Problem
Please show every line in the entries below that includes the word "this".

Provided records

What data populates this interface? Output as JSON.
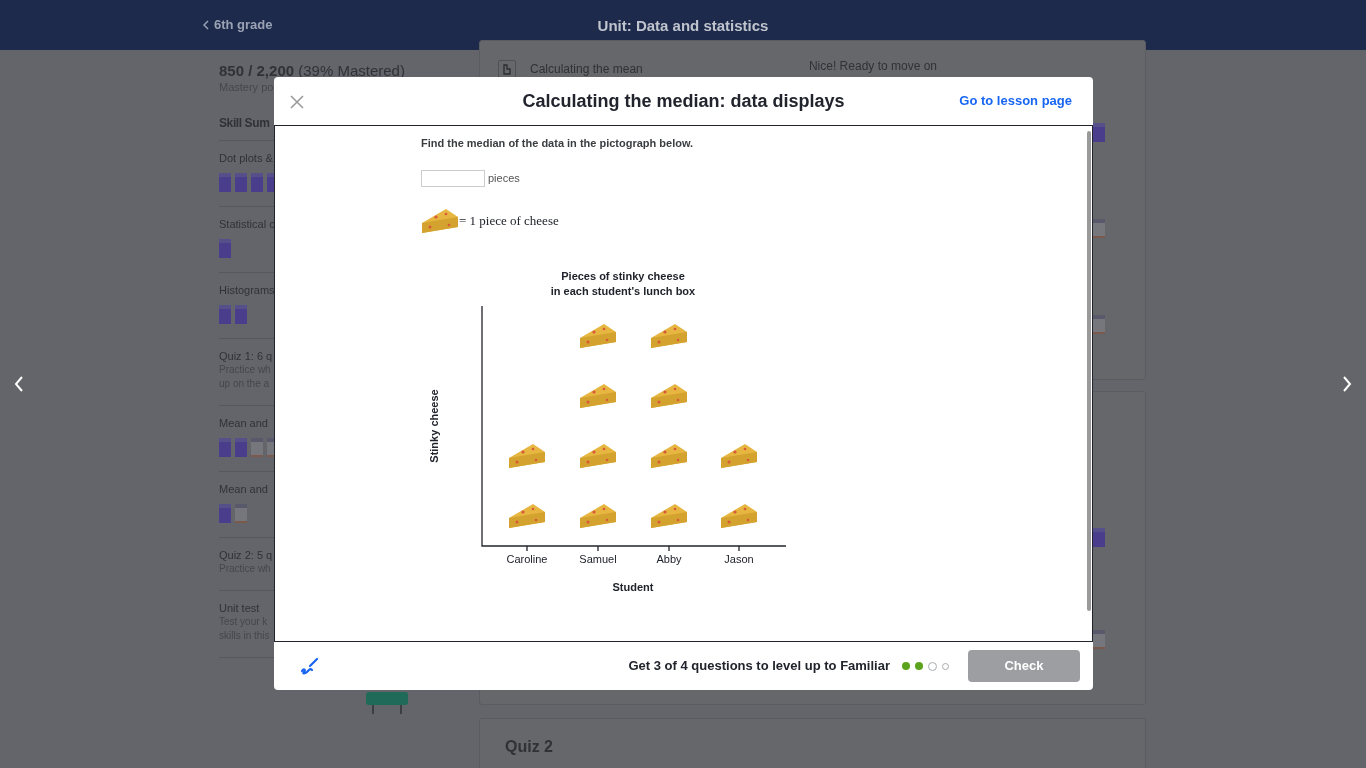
{
  "header": {
    "back_link": "6th grade",
    "title": "Unit: Data and statistics"
  },
  "sidebar": {
    "points": "850 / 2,200",
    "mastered": "(39% Mastered)",
    "points_label": "Mastery po",
    "heading": "Skill Sum",
    "items": [
      {
        "title": "Dot plots &",
        "squares": [
          {
            "mastered": true
          },
          {
            "mastered": true
          },
          {
            "mastered": true
          },
          {
            "mastered": true
          }
        ]
      },
      {
        "title": "Statistical c",
        "squares": [
          {
            "mastered": true
          }
        ]
      },
      {
        "title": "Histograms",
        "squares": [
          {
            "mastered": true
          },
          {
            "mastered": true
          }
        ]
      },
      {
        "title": "Quiz 1: 6 q",
        "description_lines": [
          "Practice wh",
          "up on the a"
        ]
      },
      {
        "title": "Mean and",
        "squares": [
          {
            "mastered": true
          },
          {
            "mastered": true
          },
          {
            "mastered": false
          },
          {
            "mastered": false
          }
        ]
      },
      {
        "title": "Mean and",
        "squares": [
          {
            "mastered": true
          },
          {
            "mastered": false
          }
        ]
      },
      {
        "title": "Quiz 2: 5 q",
        "description_lines": [
          "Practice wh"
        ]
      },
      {
        "title": "Unit test",
        "description_lines": [
          "Test your k",
          "skills in this"
        ]
      }
    ]
  },
  "main": {
    "lesson_row": {
      "title": "Calculating the mean",
      "status": "Nice! Ready to move on"
    },
    "side_marks": [
      {
        "mastered": true
      },
      {
        "mastered": false
      },
      {
        "mastered": false
      },
      {
        "mastered": true
      },
      {
        "mastered": false
      }
    ],
    "quiz_title": "Quiz 2"
  },
  "modal": {
    "title": "Calculating the median: data displays",
    "link": "Go to lesson page",
    "question": "Find the median of the data in the pictograph below.",
    "answer_unit": "pieces",
    "legend": "= 1 piece of cheese",
    "pictograph": {
      "title": "Pieces of stinky cheese\nin each student's lunch box",
      "xlabel": "Student",
      "ylabel": "Stinky cheese",
      "columns": [
        {
          "label": "Caroline",
          "icons": [
            {
              "kind": "cheese"
            },
            {
              "kind": "cheese"
            }
          ]
        },
        {
          "label": "Samuel",
          "icons": [
            {
              "kind": "cheese"
            },
            {
              "kind": "cheese"
            },
            {
              "kind": "cheese"
            },
            {
              "kind": "cheese"
            }
          ]
        },
        {
          "label": "Abby",
          "icons": [
            {
              "kind": "cheese"
            },
            {
              "kind": "cheese"
            },
            {
              "kind": "cheese"
            },
            {
              "kind": "cheese"
            }
          ]
        },
        {
          "label": "Jason",
          "icons": [
            {
              "kind": "cheese"
            },
            {
              "kind": "cheese"
            }
          ]
        }
      ]
    },
    "footer": {
      "message": "Get 3 of 4 questions to level up to Familiar",
      "dots": [
        {
          "kind": "done"
        },
        {
          "kind": "done"
        },
        {
          "kind": "current"
        },
        {
          "kind": "pending"
        }
      ],
      "check_button": {
        "label": "Check",
        "disabled": true
      }
    }
  }
}
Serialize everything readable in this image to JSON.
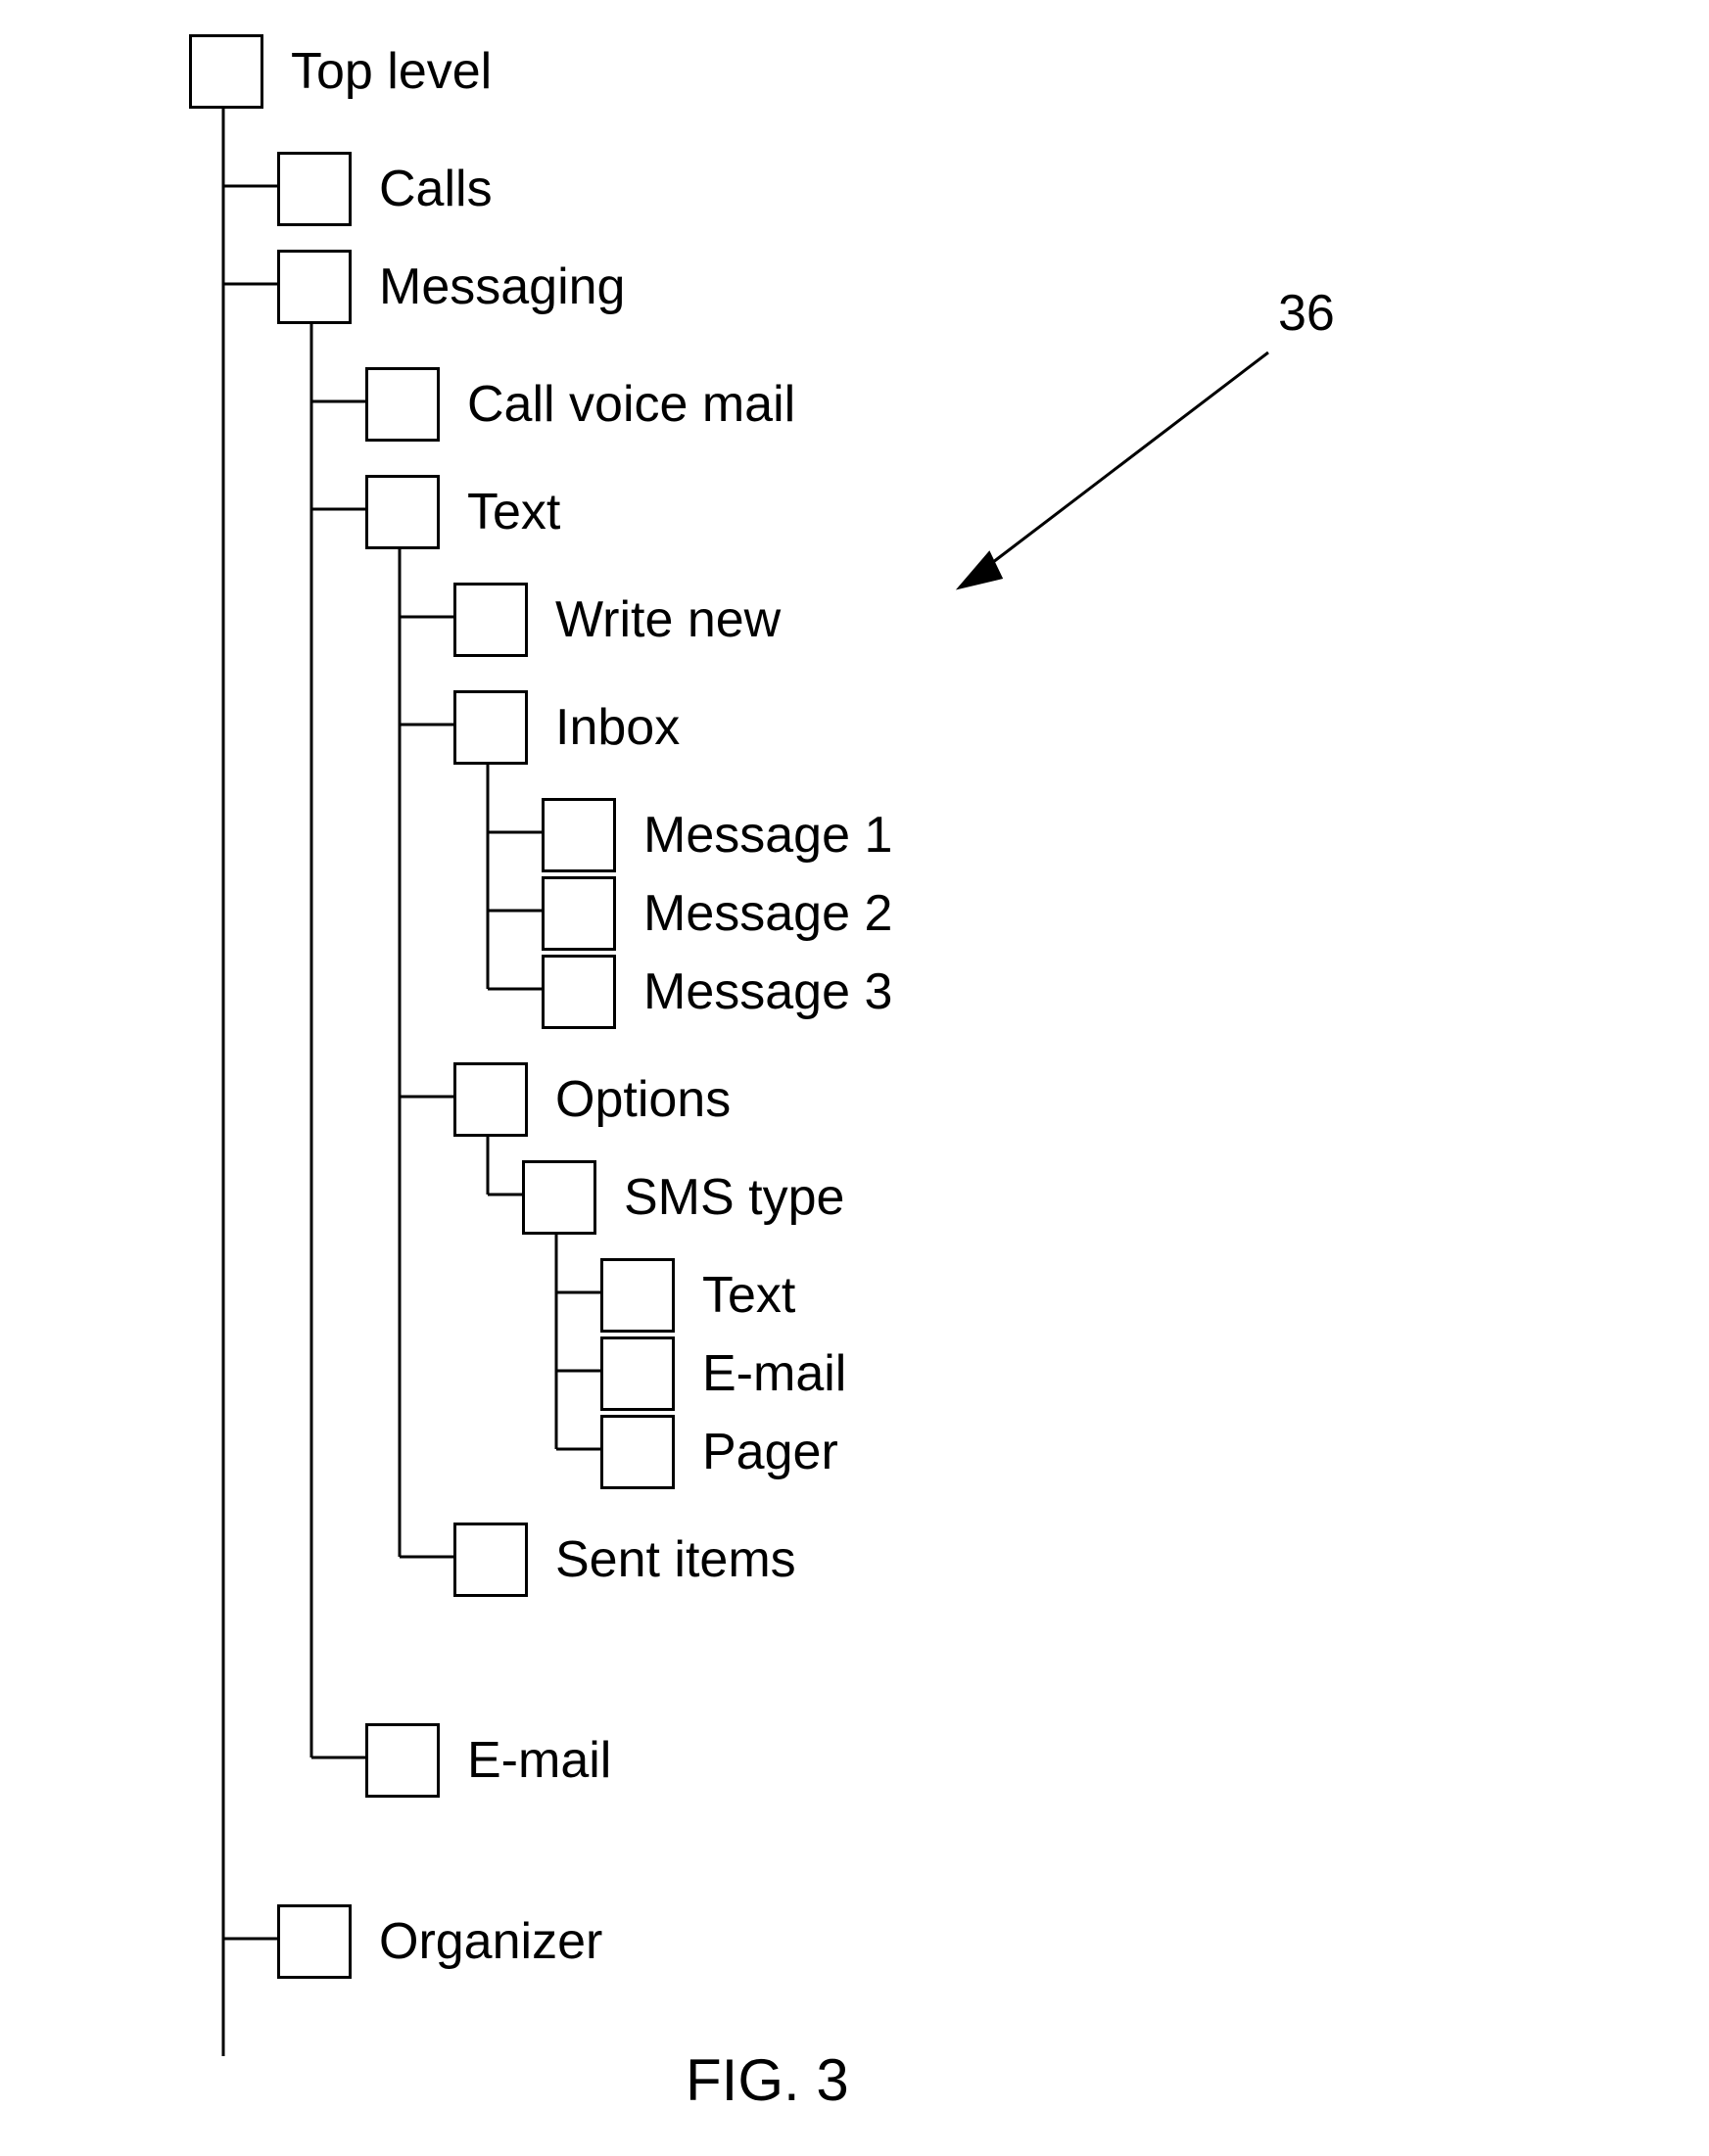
{
  "reference_number": "36",
  "figure_caption": "FIG. 3",
  "tree": {
    "top_level": "Top level",
    "calls": "Calls",
    "messaging": "Messaging",
    "call_voice_mail": "Call voice mail",
    "text": "Text",
    "write_new": "Write new",
    "inbox": "Inbox",
    "message_1": "Message 1",
    "message_2": "Message 2",
    "message_3": "Message 3",
    "options": "Options",
    "sms_type": "SMS type",
    "sms_text": "Text",
    "sms_email": "E-mail",
    "sms_pager": "Pager",
    "sent_items": "Sent items",
    "email": "E-mail",
    "organizer": "Organizer"
  }
}
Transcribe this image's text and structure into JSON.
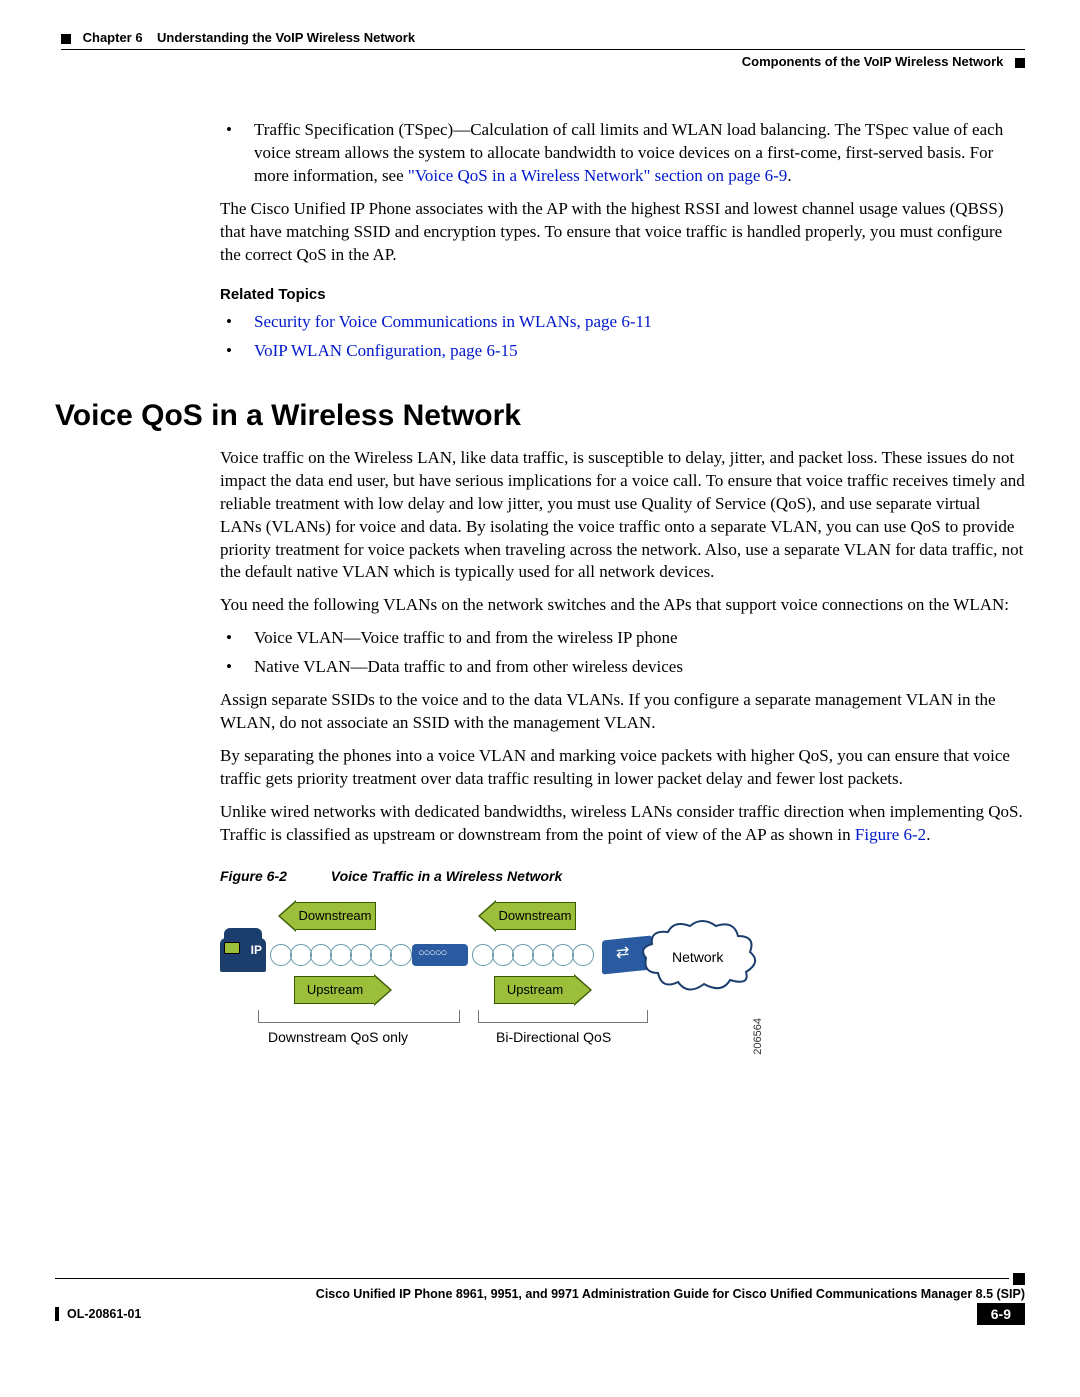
{
  "header": {
    "chapter_label": "Chapter 6",
    "chapter_title": "Understanding the VoIP Wireless Network",
    "section_title": "Components of the VoIP Wireless Network"
  },
  "intro_bullet": {
    "lead": "Traffic Specification (TSpec)—Calculation of call limits and WLAN load balancing. The TSpec value of each voice stream allows the system to allocate bandwidth to voice devices on a first-come, first-served basis. For more information, see ",
    "link": "\"Voice QoS in a Wireless Network\" section on page 6-9",
    "trail": "."
  },
  "intro_para": "The Cisco Unified IP Phone associates with the AP with the highest RSSI and lowest channel usage values (QBSS) that have matching SSID and encryption types. To ensure that voice traffic is handled properly, you must configure the correct QoS in the AP.",
  "related_topics": {
    "heading": "Related Topics",
    "items": [
      "Security for Voice Communications in WLANs, page 6-11",
      "VoIP WLAN Configuration, page 6-15"
    ]
  },
  "h1": "Voice QoS in a Wireless Network",
  "p1": "Voice traffic on the Wireless LAN, like data traffic, is susceptible to delay, jitter, and packet loss. These issues do not impact the data end user, but have serious implications for a voice call. To ensure that voice traffic receives timely and reliable treatment with low delay and low jitter, you must use Quality of Service (QoS), and use separate virtual LANs (VLANs) for voice and data. By isolating the voice traffic onto a separate VLAN, you can use QoS to provide priority treatment for voice packets when traveling across the network. Also, use a separate VLAN for data traffic, not the default native VLAN which is typically used for all network devices.",
  "p2": "You need the following VLANs on the network switches and the APs that support voice connections on the WLAN:",
  "vlan_bullets": [
    "Voice VLAN—Voice traffic to and from the wireless IP phone",
    "Native VLAN—Data traffic to and from other wireless devices"
  ],
  "p3": "Assign separate SSIDs to the voice and to the data VLANs. If you configure a separate management VLAN in the WLAN, do not associate an SSID with the management VLAN.",
  "p4": "By separating the phones into a voice VLAN and marking voice packets with higher QoS, you can ensure that voice traffic gets priority treatment over data traffic resulting in lower packet delay and fewer lost packets.",
  "p5_lead": "Unlike wired networks with dedicated bandwidths, wireless LANs consider traffic direction when implementing QoS. Traffic is classified as upstream or downstream from the point of view of the AP as shown in ",
  "p5_link": "Figure 6-2",
  "p5_trail": ".",
  "figure": {
    "num": "Figure 6-2",
    "title": "Voice Traffic in a Wireless Network",
    "labels": {
      "downstream": "Downstream",
      "upstream": "Upstream",
      "network": "Network",
      "ip": "IP",
      "ds_qos": "Downstream QoS only",
      "bi_qos": "Bi-Directional QoS",
      "id": "206564"
    }
  },
  "footer": {
    "guide": "Cisco Unified IP Phone 8961, 9951, and 9971 Administration Guide for Cisco Unified Communications Manager 8.5 (SIP)",
    "ol": "OL-20861-01",
    "page": "6-9"
  }
}
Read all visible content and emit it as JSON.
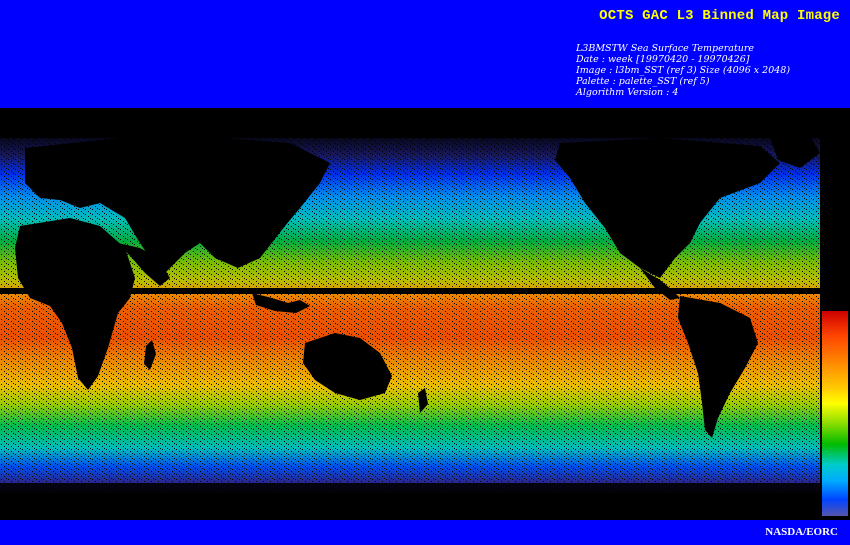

Result of the exercise
What data populates this interface? Output as JSON.
          "skills in this"
Serialize everything readable in this image to JSON.
Transcribe this image's text and structure into JSON.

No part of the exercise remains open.